A: The Oncology Center of Excellence (OCE) was authorized by the 21st Century Cures Act of 2016 and established on January 19, 2017. The Center unites experts across the FDA to conduct expedited review of medical products for oncologic and hematologic malignancies. The OCE also leads a variety of research and educational outreach projects and programs to advance the development and regulation of medical products for patients with cancer.
Q: How does the OCE consider available therapies when granting accelerated approval?
A: The FDA does not review drugs in isolation, and considers the available therapies as part of its review for safety and effectiveness. Medication dosing, administration, efficacy, safety, and improvement(s) over available therapies can be important considerations when approving any medical product. Accelerated approval does present some special aspects, because it allows patients access to innovative therapies earlier than traditional approval, based on a demonstrated effect on a surrogate or intermediate endpoint that is reasonably likely to predict clinical benefit. Due to greater uncertainty about whether clinical benefit will be verified and the possibility of undiscovered risks, accelerated approval is reserved for drugs intended to treat a serious condition and that appear to provide a meaningful advantage over available therapy. Additionally, the FDA may require a confirmatory trial(s), and ideally, these should be ongoing and well-underway at the time of the accelerated approval. The Applicant should also have a comprehensive clinical development plan in place at the time of accelerated approval. OCE’s Project Confirm provides transparency around the accelerated approval process, including what the planned confirmatory trial is, expected completion dates, milestones, withdrawals and more.

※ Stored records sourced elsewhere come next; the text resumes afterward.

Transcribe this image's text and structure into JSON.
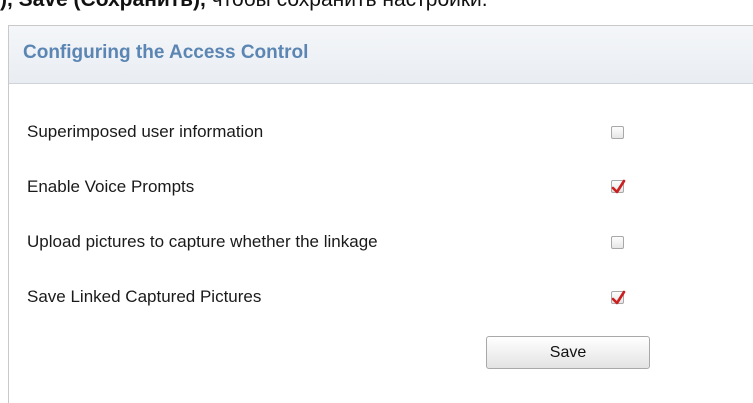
{
  "top_strip": {
    "text_bold": "), Save (Сохранить),",
    "text_normal": " чтобы сохранить настройки."
  },
  "panel": {
    "title": "Configuring the Access Control",
    "options": [
      {
        "label": "Superimposed user information",
        "checked": false
      },
      {
        "label": "Enable Voice Prompts",
        "checked": true
      },
      {
        "label": "Upload pictures to capture whether the linkage",
        "checked": false
      },
      {
        "label": "Save Linked Captured Pictures",
        "checked": true
      }
    ],
    "save_label": "Save"
  },
  "colors": {
    "title": "#5b86b3",
    "checkmark": "#cc1f1f"
  }
}
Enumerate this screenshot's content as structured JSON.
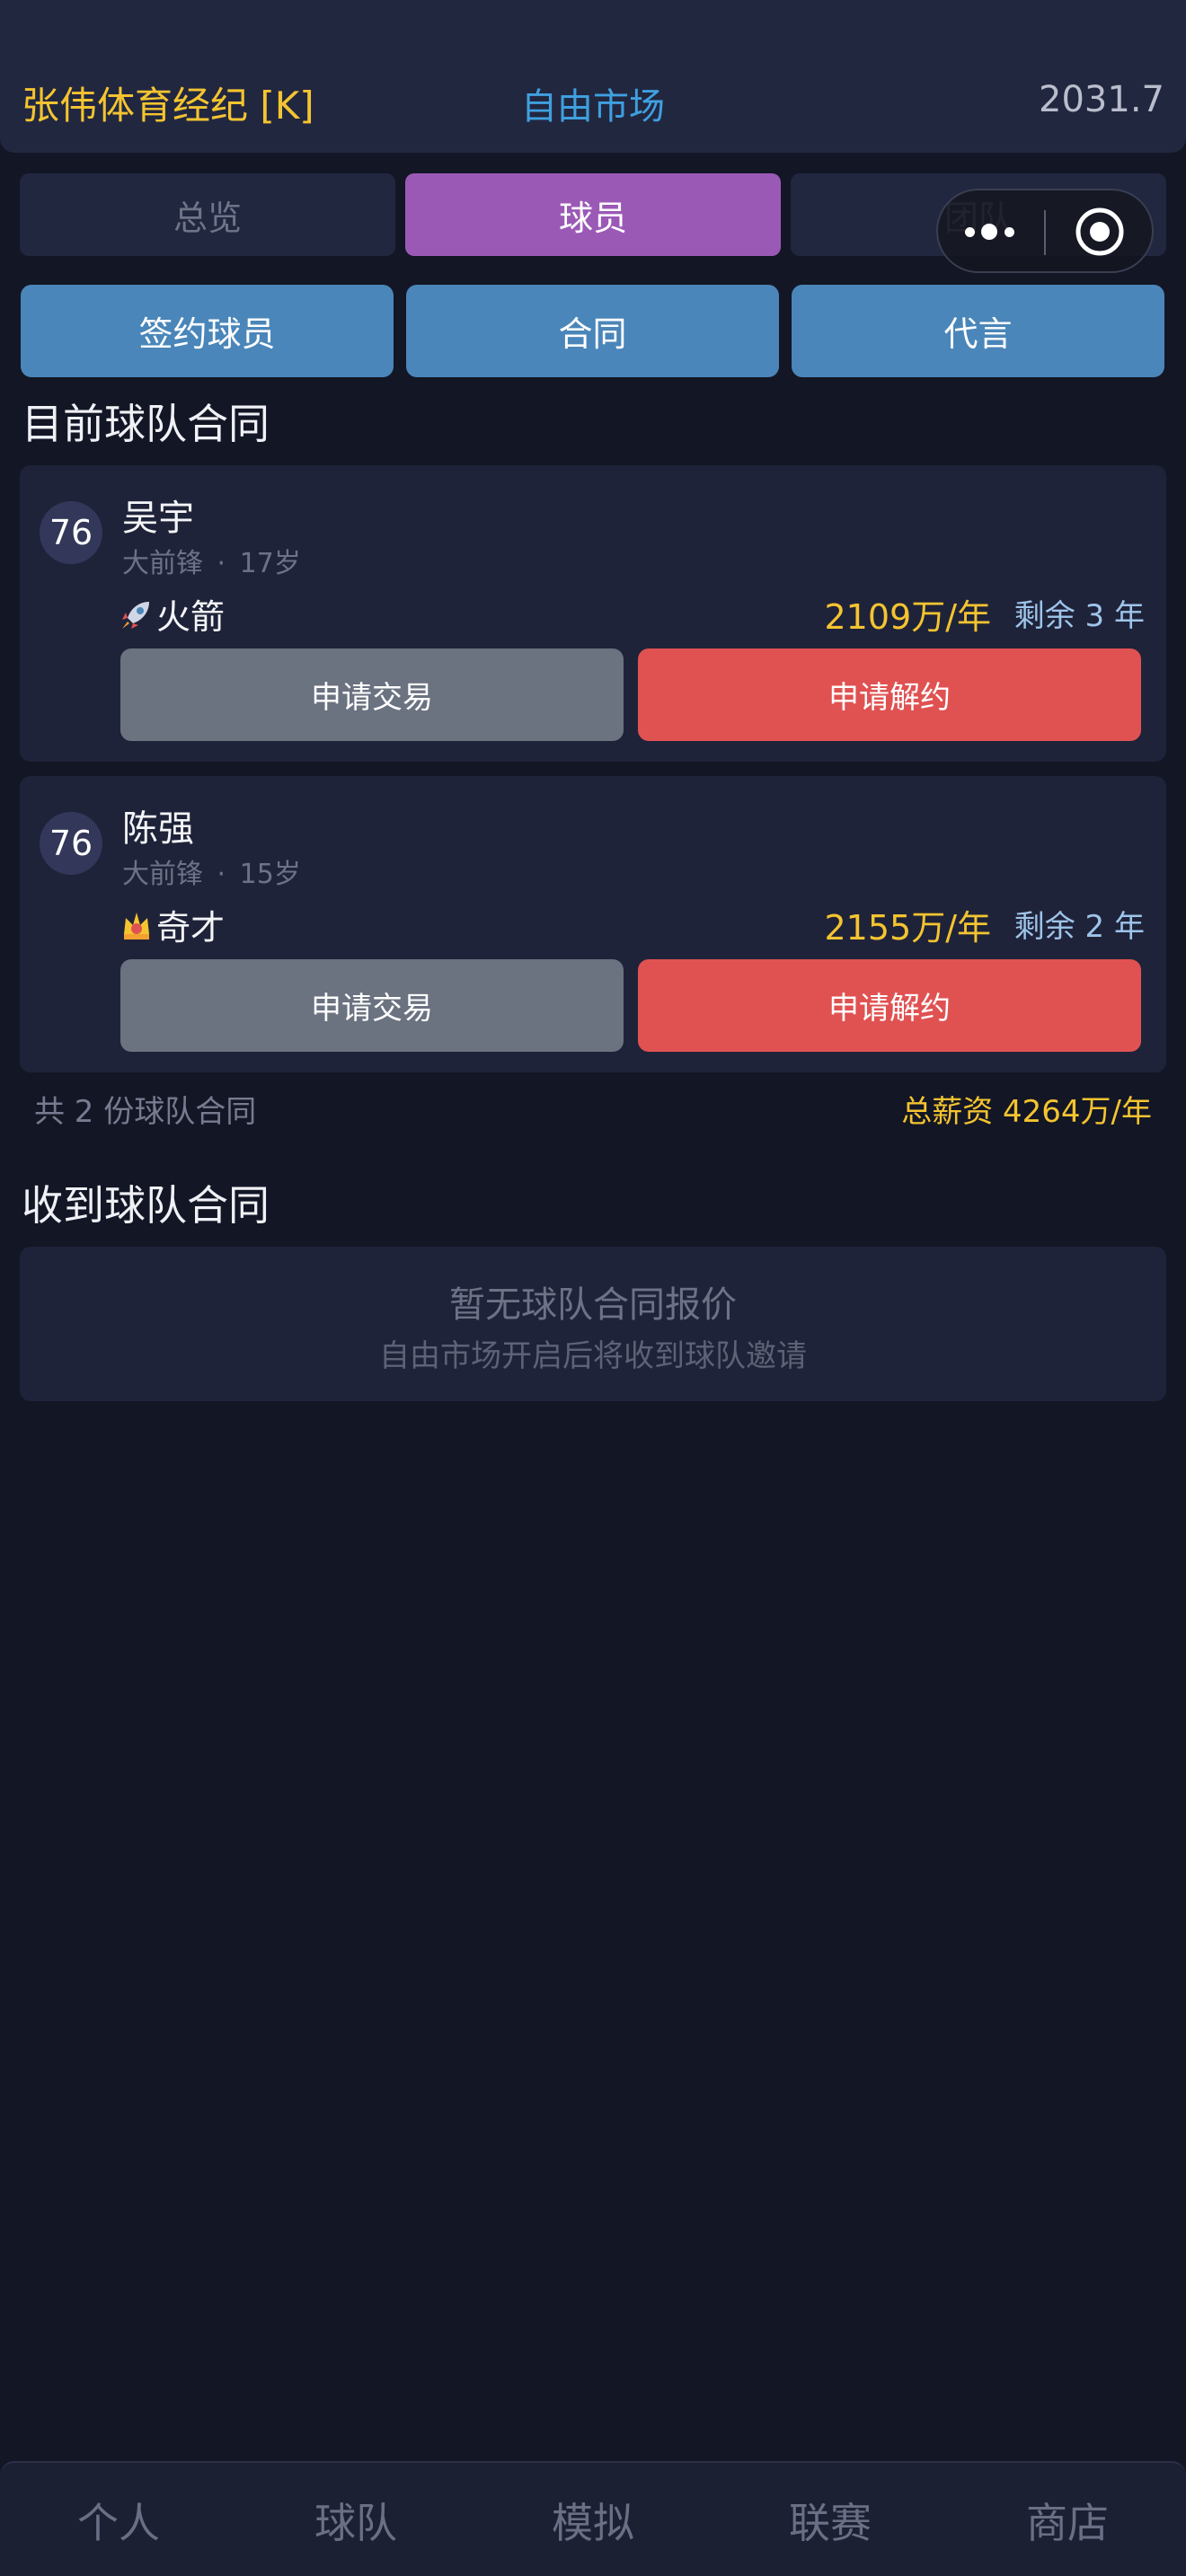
{
  "header": {
    "agency": "张伟体育经纪 [K]",
    "mode": "自由市场",
    "balance": "2031.7"
  },
  "tabs": [
    {
      "label": "总览",
      "active": false
    },
    {
      "label": "球员",
      "active": true
    },
    {
      "label": "团队",
      "active": false
    }
  ],
  "subtabs": [
    {
      "label": "签约球员"
    },
    {
      "label": "合同"
    },
    {
      "label": "代言"
    }
  ],
  "current_contracts": {
    "title": "目前球队合同",
    "players": [
      {
        "rating": "76",
        "name": "吴宇",
        "position": "大前锋",
        "age": "17岁",
        "trait_icon": "rocket-icon",
        "trait": "火箭",
        "salary": "2109万/年",
        "remaining": "剩余 3 年",
        "trade_label": "申请交易",
        "release_label": "申请解约"
      },
      {
        "rating": "76",
        "name": "陈强",
        "position": "大前锋",
        "age": "15岁",
        "trait_icon": "crown-icon",
        "trait": "奇才",
        "salary": "2155万/年",
        "remaining": "剩余 2 年",
        "trade_label": "申请交易",
        "release_label": "申请解约"
      }
    ],
    "count_text": "共 2 份球队合同",
    "total_salary": "总薪资 4264万/年"
  },
  "received_contracts": {
    "title": "收到球队合同",
    "empty_title": "暂无球队合同报价",
    "empty_hint": "自由市场开启后将收到球队邀请"
  },
  "bottom_nav": [
    {
      "label": "个人"
    },
    {
      "label": "球队"
    },
    {
      "label": "模拟"
    },
    {
      "label": "联赛"
    },
    {
      "label": "商店"
    }
  ],
  "colors": {
    "background": "#131625",
    "card": "#1f2339",
    "accent_gold": "#f4c430",
    "accent_purple": "#9b59b6",
    "accent_blue": "#4a86b9",
    "danger": "#e05252"
  }
}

Additional information on accelerated approval can be found here:
- Guidance for Industry Expedited Programs for Serious Conditions – Drugs and Biologics
- Accelerated Approval informational website
Q: What is the process for withdrawing an approved indication?
A: If the FDA finds data showing that the drug is unsafe, or that new evidence is available showing the drug lacks substantial evidence from adequate and well-controlled investigations for the approved indications, the FDA will generally notify the Applicant of an opportunity for a hearing on a proposal to withdraw approval of an indication or application. In addition, FDA will generally withdraw approval of an application or indication if the Applicant requests its withdrawal and will consider a written request for a withdrawal and a waiver of an opportunity for a public hearing.
Q: Are there educational resources for patients and advocates?
Additionally, we have resources that may be of interest to patients and advocates, including a patient-friendly glossary of terms commonly used in clinical trials, and Project Livin' Label, a moderated informal conversation discussing the backstory of an oncology product's development and approval.
Q: What is Project Optimus?
A: Project Optimus is an initiative to shift the dose optimization and dose selection paradigm away from ”maximum tolerated dose” in oncology drug development. This is a relatively new initiative; we are working with sponsors to integrate this into earlier stages of development.